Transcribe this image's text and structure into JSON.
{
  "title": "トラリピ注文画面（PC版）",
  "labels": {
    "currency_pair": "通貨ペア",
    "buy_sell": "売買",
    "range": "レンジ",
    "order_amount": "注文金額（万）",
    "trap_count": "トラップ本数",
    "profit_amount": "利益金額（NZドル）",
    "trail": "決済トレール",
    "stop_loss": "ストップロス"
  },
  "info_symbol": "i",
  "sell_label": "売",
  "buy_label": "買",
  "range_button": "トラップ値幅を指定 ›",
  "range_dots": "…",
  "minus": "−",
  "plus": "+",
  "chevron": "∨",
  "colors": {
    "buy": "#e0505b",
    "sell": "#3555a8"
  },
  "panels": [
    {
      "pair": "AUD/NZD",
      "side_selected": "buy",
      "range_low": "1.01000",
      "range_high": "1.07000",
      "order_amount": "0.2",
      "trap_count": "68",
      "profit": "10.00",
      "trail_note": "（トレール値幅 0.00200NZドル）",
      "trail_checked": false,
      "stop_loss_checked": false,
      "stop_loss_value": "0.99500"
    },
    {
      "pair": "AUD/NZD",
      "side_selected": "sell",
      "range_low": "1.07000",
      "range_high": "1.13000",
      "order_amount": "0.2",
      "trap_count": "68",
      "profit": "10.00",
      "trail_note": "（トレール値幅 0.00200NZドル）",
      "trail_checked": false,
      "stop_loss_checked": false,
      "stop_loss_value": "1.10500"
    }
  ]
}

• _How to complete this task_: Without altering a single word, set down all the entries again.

• _Result of this exercise_:
Transcribe this image's text and structure into JSON.
{
  "title": "トラリピ注文画面（PC版）",
  "labels": {
    "currency_pair": "通貨ペア",
    "buy_sell": "売買",
    "range": "レンジ",
    "order_amount": "注文金額（万）",
    "trap_count": "トラップ本数",
    "profit_amount": "利益金額（NZドル）",
    "trail": "決済トレール",
    "stop_loss": "ストップロス"
  },
  "info_symbol": "i",
  "sell_label": "売",
  "buy_label": "買",
  "range_button": "トラップ値幅を指定 ›",
  "range_dots": "…",
  "minus": "−",
  "plus": "+",
  "chevron": "∨",
  "colors": {
    "buy": "#e0505b",
    "sell": "#3555a8"
  },
  "panels": [
    {
      "pair": "AUD/NZD",
      "side_selected": "buy",
      "range_low": "1.01000",
      "range_high": "1.07000",
      "order_amount": "0.2",
      "trap_count": "68",
      "profit": "10.00",
      "trail_note": "（トレール値幅 0.00200NZドル）",
      "trail_checked": false,
      "stop_loss_checked": false,
      "stop_loss_value": "0.99500"
    },
    {
      "pair": "AUD/NZD",
      "side_selected": "sell",
      "range_low": "1.07000",
      "range_high": "1.13000",
      "order_amount": "0.2",
      "trap_count": "68",
      "profit": "10.00",
      "trail_note": "（トレール値幅 0.00200NZドル）",
      "trail_checked": false,
      "stop_loss_checked": false,
      "stop_loss_value": "1.10500"
    }
  ]
}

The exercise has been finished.